INTRODUCTION :: The Individuals with Disabilities Education Improvement Act, Orwellian title and all, received its presidential signature on December 3, 2004. The Act is already fully in effect, and the United States Department of Education proposed regulations to implement it on June 21, 2005. Although the new statute leaves the basics of federal special education law intact, it makes significant changes along the periphery. Special education is now much more closely aligned with the No Child Left Behind initiative of the Bush Administration. The new law allocates funds for the education of children not yet found eligible for special education and pushes school districts to provide services to special education-eligible children in religious and other private schools. It changes the special education eligibility determination rules for children with learning disabilities. It alters dispute resolution procedures, partly to promote settlement and partly to circumscribe parents’ rights. Finally, it makes disciplinary processes somewhat harsher for children with disabilities, while still retaining the requirement that no child with a disability ever be excluded entirely from school.
What the new IDEIA does not do is provide clarity on important issues of interpretation of the current law. Two of those issues are the treatment of parent demands for less restrictive educational placements for their children and the disposition of parent requests for intensive out-of-school services for children with autism. Clarity on those issues is highly desirable, and Congress is the best mechanism to provide it. The issues have been argued in the courts and addressed at length by scholars. IDEIA could have addressed them but did not, and they remain on the legislative agenda.
Nevertheless, the changes Congress made in 2004 are not entirely off track. Some of the motivating ideas behind the new statute, such as the insistence that educators be held accountable for success of special education students as they are for general education students, and that children who need assistance to make educational progress need not always be labeled and set apart from their classmates, are bracing. There is a vision of special education in which children who need additional assistance to learn will receive that help without any fanfare, will in the vast number of instances make educational progress at the same rate and at the same level as their nondisabled peers, and will do so in the same classrooms and other educational settings that their classmates occupy. The new law has features that will promote that visionary result, even though much more needs to be done to achieve the goal.

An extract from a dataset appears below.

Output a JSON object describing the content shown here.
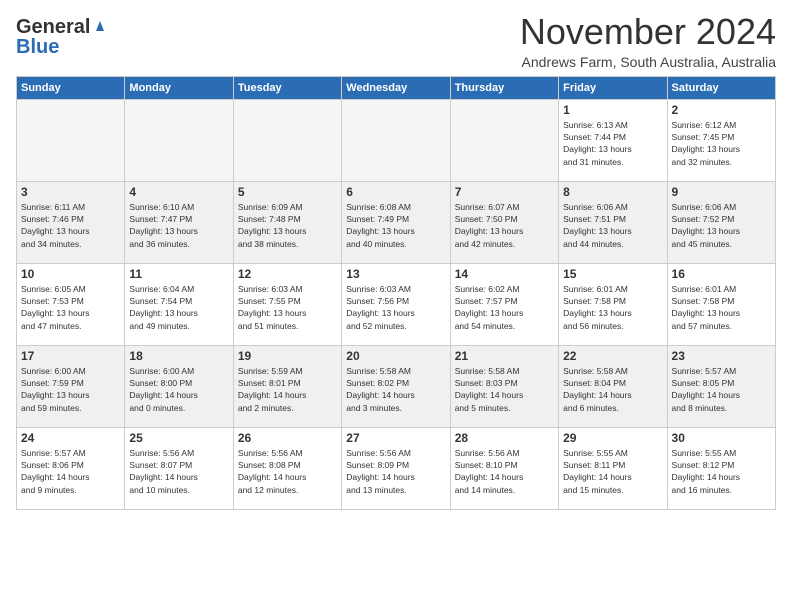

This Article begins in Part II with two general observations about the new IDEIA: that continuity prevails over radical change, and that considerations of partisan and bureaucratic politics run as a theme through the smaller changes. Part III of the Article comments on five specifics of the new law: (1) coordination with No Child Left Behind; (2) allocation of funding for children with learning deficiencies who have not yet been found to meet special education eligibility criteria, and for children with disabilities in private schools; (3) eligibility determinations for children with learning disabilities; (4) due process hearing procedures; and (5) discipline rules for children with disabilities. Part IV describes the current controversies over least restrictive environment and autism services, and proposes legislative clarifications. The Article’s Conclusion describes a vision of special education that the new law, to some degree, helps to advance-a vision of special education that is not so much special as part and parcel of the educational enterprise as a whole.